Smokin’ Aces 2: Assassins’ Ball


Smokin’ Aces is, if you ask me, a damn fun crime movie. It isn’t a masterpiece by any means, but I’ve never not had a good time watching through it. Smokin Aces 2, on the other hand, is a very different story. I remember watching this on VOD when it first came out, and I’ve never gone back to it since. Honestly, I only remember brief flashes of it, and the feeling of unsurprising disappointment when all was said and done. Looking back at the cast list now, however, I’m curious to give it a re-watch. Ernie Hudson? Tom Berenger? Michael Parks?

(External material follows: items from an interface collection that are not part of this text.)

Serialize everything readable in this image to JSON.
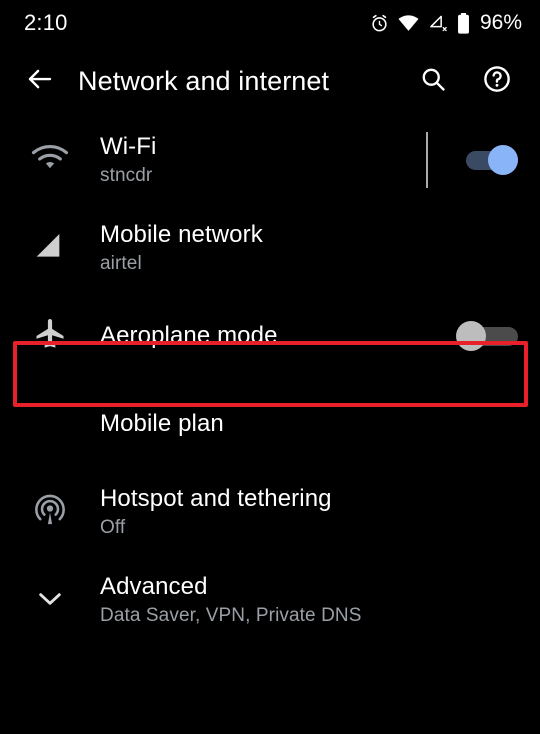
{
  "status_bar": {
    "time": "2:10",
    "battery_percent": "96%",
    "icons": [
      "alarm-icon",
      "wifi-icon",
      "mobile-signal-off-icon",
      "battery-icon"
    ]
  },
  "app_bar": {
    "back_icon": "back-arrow-icon",
    "title": "Network and internet",
    "search_icon": "search-icon",
    "help_icon": "help-circle-icon"
  },
  "settings": {
    "rows": [
      {
        "id": "wifi",
        "icon": "wifi-icon",
        "title": "Wi-Fi",
        "subtitle": "stncdr",
        "has_divider": true,
        "toggle": "on"
      },
      {
        "id": "mobile-network",
        "icon": "mobile-signal-icon",
        "title": "Mobile network",
        "subtitle": "airtel",
        "has_divider": false,
        "toggle": null
      },
      {
        "id": "aeroplane-mode",
        "icon": "airplane-icon",
        "title": "Aeroplane mode",
        "subtitle": "",
        "has_divider": false,
        "toggle": "off",
        "highlighted": true
      },
      {
        "id": "mobile-plan",
        "icon": "",
        "title": "Mobile plan",
        "subtitle": "",
        "has_divider": false,
        "toggle": null
      },
      {
        "id": "hotspot-and-tethering",
        "icon": "hotspot-icon",
        "title": "Hotspot and tethering",
        "subtitle": "Off",
        "has_divider": false,
        "toggle": null
      },
      {
        "id": "advanced",
        "icon": "chevron-down-icon",
        "title": "Advanced",
        "subtitle": "Data Saver, VPN, Private DNS",
        "has_divider": false,
        "toggle": null
      }
    ]
  },
  "colors": {
    "background": "#000000",
    "primary_text": "#ffffff",
    "secondary_text": "#9aa0a6",
    "icon": "#9aa0a6",
    "toggle_on_thumb": "#8ab4f8",
    "toggle_on_track": "#3b4a63",
    "toggle_off_thumb": "#bdbdbd",
    "toggle_off_track": "#4b4b4b",
    "highlight_border": "#e8202a"
  }
}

I recalled Vinnie Jones, but not the rest of these folks. Maybe there will be more to redeem it on this go-around?

I’ll Sleep When I’m Dead


The combination of director Mike Hodges and leading man Clive Owen worked wonders in the cult classic, Croupier. A few years later, the tandem tried to re-bottle the lightning with I’ll Sleep When I’m Dead, with a supporting cast that included Jonathan Rhys Meyers and Malcolm McDowell. Despite a few positive heralds, it generally didn’t fly with critics or audiences at the time, due primarily to its perceived dullness and a convoluted ending. I remember seeing this go in and out of my Netflix queue a few times over the years, but I never had a chance to sit down to watch it. I generally like Clive Owen’s work, particularly in crime dramas, and I am also a big fan of Malcolm McDowell when he isn’t phoning in a role for a paycheck. I’m interested to see if this slow-burner is deserving of its negative reputation.